I recently saw the movie American Hustle. I had hopes the movie would be good, but it defied my high expectations and ended up being one of my favorite movies of the year. It’s almost distracting how good the acting is from everyone, especially Christian Bale who deserves any and every award for his role (and ability to gain 50 pounds). There are a lot of moving parts to the movie and a lot to keep up with which made me realize that I probably wouldn’t have enjoyed it as much if I didn’t see it in the theater.
When you watch a movie in the theater, as opposed to your living room, you have only one choice: to watch the movie (I’ll get to the exceptions). When I watch a movie or TV show at home, there is always the urge to pull out a second device, whether computer or iPhone, and do something that feels “productive” while engaged in the “non-productive” task of watching the TV. When I give in to this temptation, I’m productive at simultaneously decreasing my enjoyment of two things at once.
Microsoft have commercials running that tout the ability to multitask on their tablet. The problem I have with this is that multitasking doesn’t exist. People can only focus on one thing at a time. You don’t multitask on a tablet (or anything else), you switch your focus between two things very quickly.
So when you watch something on a screen also with a computer, phone, or book in hand, you’re generally getting a worse experience from both. There is a lot to keep track of in the con-movie American Hustle, which is why it would be difficult to enjoy the movie while dealing with distractions. You miss a hundred little subtle things that make movies great.
But what if theaters are more distracting than my home?
I was in Vegas a few months ago, to meet up with friends and then attend a conference for work. In between the two, I had a few days where I was in sin city completely by myself. Like any male, I decided to quietly to go to a “show” that I didn’t tell many people about since I figured most people would find it slightly odd–odd because I was going alone and it wasn’t the type of show many people I know would normally attend. We live in a society where it feels strange to be alone. When alone, one often clings to their device of choice to starve off any feelings of isolation. I didn’t care about the feelings of isolation because this was perhaps my only chance to see these people perform on stage. The show I’m talking about is a performance by the Kronos Quartet, the reason I have an unnatural interest in classical music.

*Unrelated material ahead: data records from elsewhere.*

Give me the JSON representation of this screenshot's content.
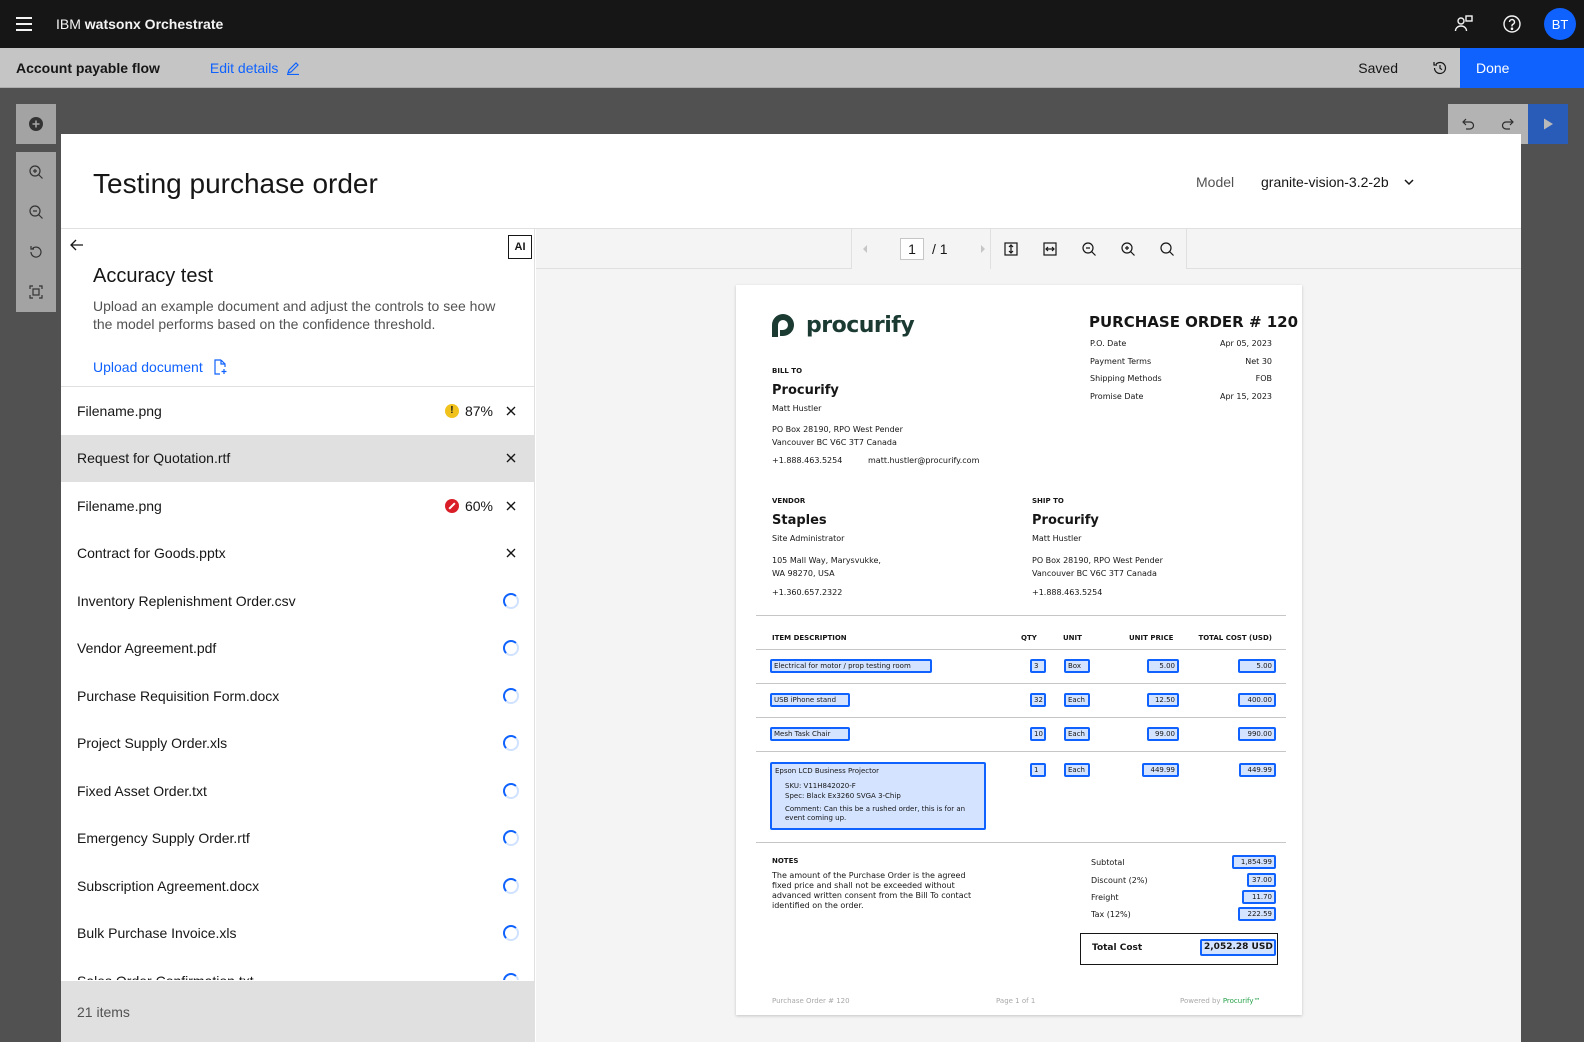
{
  "app": {
    "brand_prefix": "IBM",
    "brand_name": "watsonx Orchestrate",
    "avatar_initials": "BT"
  },
  "subbar": {
    "flow_title": "Account payable flow",
    "edit_details": "Edit details",
    "saved": "Saved",
    "done": "Done"
  },
  "modal": {
    "title": "Testing purchase order",
    "model_label": "Model",
    "model_value": "granite-vision-3.2-2b"
  },
  "panel": {
    "ai_badge": "AI",
    "title": "Accuracy test",
    "description": "Upload an example document and adjust the controls to see how the model performs based on the confidence threshold.",
    "upload": "Upload document",
    "footer_count": "21 items",
    "files": [
      {
        "name": "Filename.png",
        "status": "warning",
        "confidence": "87%",
        "state": "done"
      },
      {
        "name": "Request for Quotation.rtf",
        "status": "",
        "confidence": "",
        "state": "done",
        "selected": true
      },
      {
        "name": "Filename.png",
        "status": "error",
        "confidence": "60%",
        "state": "done"
      },
      {
        "name": "Contract for Goods.pptx",
        "status": "",
        "confidence": "",
        "state": "done"
      },
      {
        "name": "Inventory Replenishment Order.csv",
        "state": "loading"
      },
      {
        "name": "Vendor Agreement.pdf",
        "state": "loading"
      },
      {
        "name": "Purchase Requisition Form.docx",
        "state": "loading"
      },
      {
        "name": "Project Supply Order.xls",
        "state": "loading"
      },
      {
        "name": "Fixed Asset Order.txt",
        "state": "loading"
      },
      {
        "name": "Emergency Supply Order.rtf",
        "state": "loading"
      },
      {
        "name": "Subscription Agreement.docx",
        "state": "loading"
      },
      {
        "name": "Bulk Purchase Invoice.xls",
        "state": "loading"
      },
      {
        "name": "Sales Order Confirmation.txt",
        "state": "loading"
      }
    ]
  },
  "viewer": {
    "page_current": "1",
    "page_total": "/ 1"
  },
  "document": {
    "logo": "procurify",
    "po_title": "PURCHASE ORDER # 120",
    "meta": [
      {
        "k": "P.O. Date",
        "v": "Apr 05, 2023"
      },
      {
        "k": "Payment Terms",
        "v": "Net 30"
      },
      {
        "k": "Shipping Methods",
        "v": "FOB"
      },
      {
        "k": "Promise Date",
        "v": "Apr 15, 2023"
      }
    ],
    "bill_to": {
      "label": "BILL TO",
      "company": "Procurify",
      "contact": "Matt Hustler",
      "addr1": "PO Box 28190, RPO West Pender",
      "addr2": "Vancouver BC V6C 3T7 Canada",
      "phone": "+1.888.463.5254",
      "email": "matt.hustler@procurify.com"
    },
    "vendor": {
      "label": "VENDOR",
      "company": "Staples",
      "contact": "Site Administrator",
      "addr1": "105 Mall Way, Marysvukke,",
      "addr2": "WA 98270, USA",
      "phone": "+1.360.657.2322"
    },
    "ship_to": {
      "label": "SHIP TO",
      "company": "Procurify",
      "contact": "Matt Hustler",
      "addr1": "PO Box 28190, RPO West Pender",
      "addr2": "Vancouver BC V6C 3T7 Canada",
      "phone": "+1.888.463.5254"
    },
    "columns": {
      "desc": "ITEM DESCRIPTION",
      "qty": "QTY",
      "unit": "UNIT",
      "price": "UNIT PRICE",
      "total": "TOTAL COST (USD)"
    },
    "items": [
      {
        "desc": "Electrical for motor / prop testing room",
        "qty": "3",
        "unit": "Box",
        "price": "5.00",
        "total": "5.00"
      },
      {
        "desc": "USB iPhone stand",
        "qty": "32",
        "unit": "Each",
        "price": "12.50",
        "total": "400.00"
      },
      {
        "desc": "Mesh Task Chair",
        "qty": "10",
        "unit": "Each",
        "price": "99.00",
        "total": "990.00"
      },
      {
        "desc": "Epson LCD Business Projector",
        "qty": "1",
        "unit": "Each",
        "price": "449.99",
        "total": "449.99"
      }
    ],
    "item4_sku": "SKU: V11H842020-F",
    "item4_spec": "Spec: Black Ex3260 SVGA 3-Chip",
    "item4_comment": "Comment: Can this be a rushed order, this is for an event coming up.",
    "notes_label": "NOTES",
    "notes": "The amount of the Purchase Order is the agreed fixed price and shall not be exceeded without advanced written consent from the Bill To contact identified on the order.",
    "totals": [
      {
        "k": "Subtotal",
        "v": "1,854.99"
      },
      {
        "k": "Discount (2%)",
        "v": "37.00"
      },
      {
        "k": "Freight",
        "v": "11.70"
      },
      {
        "k": "Tax (12%)",
        "v": "222.59"
      }
    ],
    "total_label": "Total Cost",
    "total_value": "2,052.28 USD",
    "footer_left": "Purchase Order # 120",
    "footer_mid": "Page 1 of 1",
    "footer_right_prefix": "Powered by",
    "footer_right_brand": "Procurify™"
  },
  "colors": {
    "primary": "#0f62fe",
    "header_bg": "#161616",
    "warning": "#f1c21b",
    "error": "#da1e28"
  }
}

I went to see the Kronos Quartet perform Lux Aeterna. Every other piece they performed was just icing on the classical cake. Seeing them perform the piece live was amazing and worth the ticket alone. But during one of the other pieces they were performing, I was unfortunately reminded how interesting some people are. The piece they were performing was one of the quieter pieces of the entire night. During the piece, someone decided they had to have a piece of candy. I’m certain it was an older person because old people don’t carry around Skittles, they carry individually wrapped candies, which this was. While being transported to another place from the beautiful classical piece, I was brought back down to earth thanks to the slow unraveling of a piece of candy. The person tried to muffle the noise by unwrapping it slowly, but that just prolonged the distraction.
People also ruin movies at the theater, as most people are aware. Last night I saw Wolf of Wall Street, which was pretty good but far too long. During the start of the movie, two women a couple seats down from us were gabbing their heads off. I gave a Seinfeld-esque half turn glare, which did nothing since they were living in their own world. My only options were: 1. Ignore them and hope they stop. 2. Throw popcorn at them (just a few kernels). 3. Direct a stern shush in their direction. Option 3 is the most satisfying one, but I couldn’t do it. My quick unscientific calculation told me that there is a 50% chance they’d realize they were being annoying and stop, but also a 50% chance the talking would increase and turn its focus on how rude it was for me to shush them. This is similar to when I honk at someone who is in the wrong and they flick me off.
Women wreck movies by talking to each other while men wreck movies by their own efforts. I’m not sure which is worse. When I saw Talladega Nights, there was a man two seats down from me jabbering on his cell phone for 80% of the movie. To quote the Seinfeld episode where Jerry has to deal with a talker at the movie theater, “I gave the guy the half-turn. Then I gave him the full turn with the eye roll. I mean, beyond that, I’m risking a punch in the mouth.” I would rather since next to a 180 pound pile of manure than someone talking on a cell phone.
Last summer I saw the movie The Spectacular Now. An older gentleman by himself, which is fine, was sitting next to me. About 45 minutes into the movie, I hear the growing sounds of an old man on a Saturday afternoon snoring. Immediately after I notice the man next to me is sawing logs, about 10 people turn to stare in wonderment and annoyance. I’m the only person next to him so now I feel deputized to do something about his obnoxious snoring. After about 20 seconds, which felt like an eternity, I slightly nudged his knee, waking him from his slumber. We repeated this knee-nudging dance three more times during the course of the movie.
All of that is to say that theaters can be more distracting, but under ideal conditions a movie is always better in the theater, if only for the fact that you’re setting yourself up in an ideal environment to only focus on what is in front of you. To fully understand the power of focus, try the experiment below.